Images excluded, repeat each entry below exactly.

[App and web page records]
+ + + +
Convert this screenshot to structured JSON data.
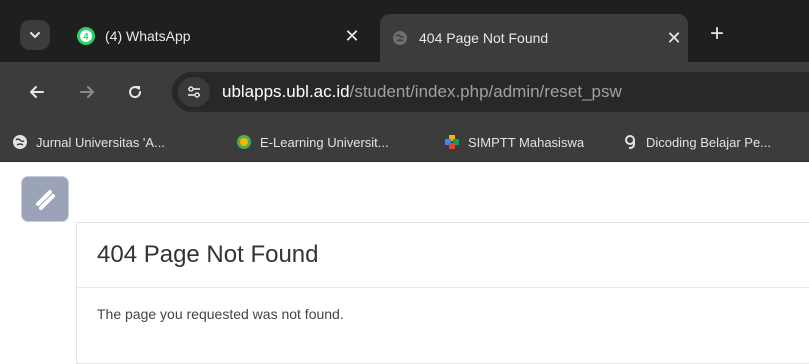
{
  "browser": {
    "tabs": [
      {
        "title": "(4) WhatsApp",
        "favicon": "whatsapp-icon",
        "badge": "4",
        "active": false
      },
      {
        "title": "404 Page Not Found",
        "favicon": "globe-icon",
        "active": true
      }
    ],
    "address": {
      "host": "ublapps.ubl.ac.id",
      "path": "/student/index.php/admin/reset_psw"
    },
    "bookmarks": [
      {
        "label": "Jurnal Universitas 'A...",
        "icon": "globe-icon"
      },
      {
        "label": "E-Learning Universit...",
        "icon": "elearning-icon"
      },
      {
        "label": "SIMPTT Mahasiswa",
        "icon": "simptt-icon"
      },
      {
        "label": "Dicoding Belajar Pe...",
        "icon": "dicoding-icon"
      }
    ]
  },
  "page": {
    "heading": "404 Page Not Found",
    "message": "The page you requested was not found."
  },
  "colors": {
    "tabstrip": "#1f1f1f",
    "toolbar": "#3c3c3c",
    "whatsapp": "#25d366",
    "accent_text": "#333333"
  }
}
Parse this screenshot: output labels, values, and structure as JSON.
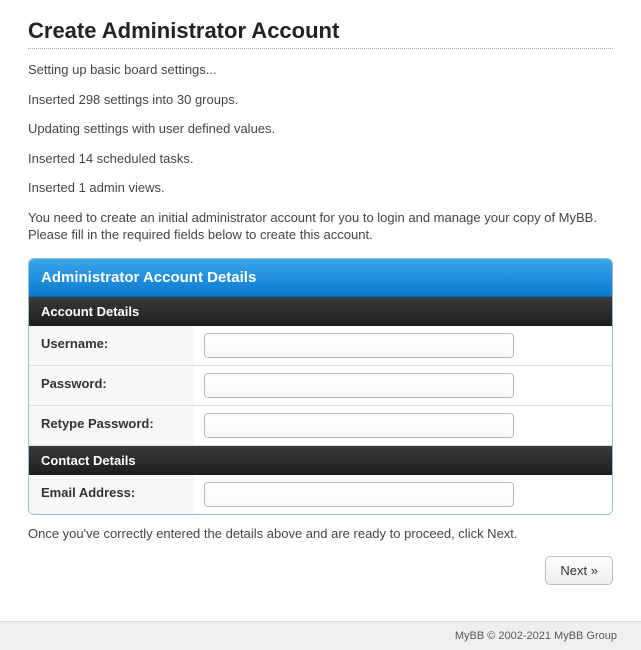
{
  "page": {
    "title": "Create Administrator Account"
  },
  "msgs": {
    "m1": "Setting up basic board settings...",
    "m2": "Inserted 298 settings into 30 groups.",
    "m3": "Updating settings with user defined values.",
    "m4": "Inserted 14 scheduled tasks.",
    "m5": "Inserted 1 admin views.",
    "m6": "You need to create an initial administrator account for you to login and manage your copy of MyBB. Please fill in the required fields below to create this account."
  },
  "form": {
    "title": "Administrator Account Details",
    "section_account": "Account Details",
    "section_contact": "Contact Details",
    "username_label": "Username:",
    "username_value": "",
    "password_label": "Password:",
    "password_value": "",
    "retype_label": "Retype Password:",
    "retype_value": "",
    "email_label": "Email Address:",
    "email_value": ""
  },
  "post": {
    "instruction": "Once you've correctly entered the details above and are ready to proceed, click Next.",
    "next_label": "Next »"
  },
  "footer": {
    "text": "MyBB © 2002-2021 MyBB Group"
  }
}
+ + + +
• **Response box**
Convert this screenshot to structured JSON data.
{
  "browser": {
    "tabs": [
      {
        "title": "(4) WhatsApp",
        "favicon": "whatsapp-icon",
        "badge": "4",
        "active": false
      },
      {
        "title": "404 Page Not Found",
        "favicon": "globe-icon",
        "active": true
      }
    ],
    "address": {
      "host": "ublapps.ubl.ac.id",
      "path": "/student/index.php/admin/reset_psw"
    },
    "bookmarks": [
      {
        "label": "Jurnal Universitas 'A...",
        "icon": "globe-icon"
      },
      {
        "label": "E-Learning Universit...",
        "icon": "elearning-icon"
      },
      {
        "label": "SIMPTT Mahasiswa",
        "icon": "simptt-icon"
      },
      {
        "label": "Dicoding Belajar Pe...",
        "icon": "dicoding-icon"
      }
    ]
  },
  "page": {
    "heading": "404 Page Not Found",
    "message": "The page you requested was not found."
  },
  "colors": {
    "tabstrip": "#1f1f1f",
    "toolbar": "#3c3c3c",
    "whatsapp": "#25d366",
    "accent_text": "#333333"
  }
}
Parse this screenshot: output labels, values, and structure as JSON.
{
  "page": {
    "title": "Create Administrator Account"
  },
  "msgs": {
    "m1": "Setting up basic board settings...",
    "m2": "Inserted 298 settings into 30 groups.",
    "m3": "Updating settings with user defined values.",
    "m4": "Inserted 14 scheduled tasks.",
    "m5": "Inserted 1 admin views.",
    "m6": "You need to create an initial administrator account for you to login and manage your copy of MyBB. Please fill in the required fields below to create this account."
  },
  "form": {
    "title": "Administrator Account Details",
    "section_account": "Account Details",
    "section_contact": "Contact Details",
    "username_label": "Username:",
    "username_value": "",
    "password_label": "Password:",
    "password_value": "",
    "retype_label": "Retype Password:",
    "retype_value": "",
    "email_label": "Email Address:",
    "email_value": ""
  },
  "post": {
    "instruction": "Once you've correctly entered the details above and are ready to proceed, click Next.",
    "next_label": "Next »"
  },
  "footer": {
    "text": "MyBB © 2002-2021 MyBB Group"
  }
}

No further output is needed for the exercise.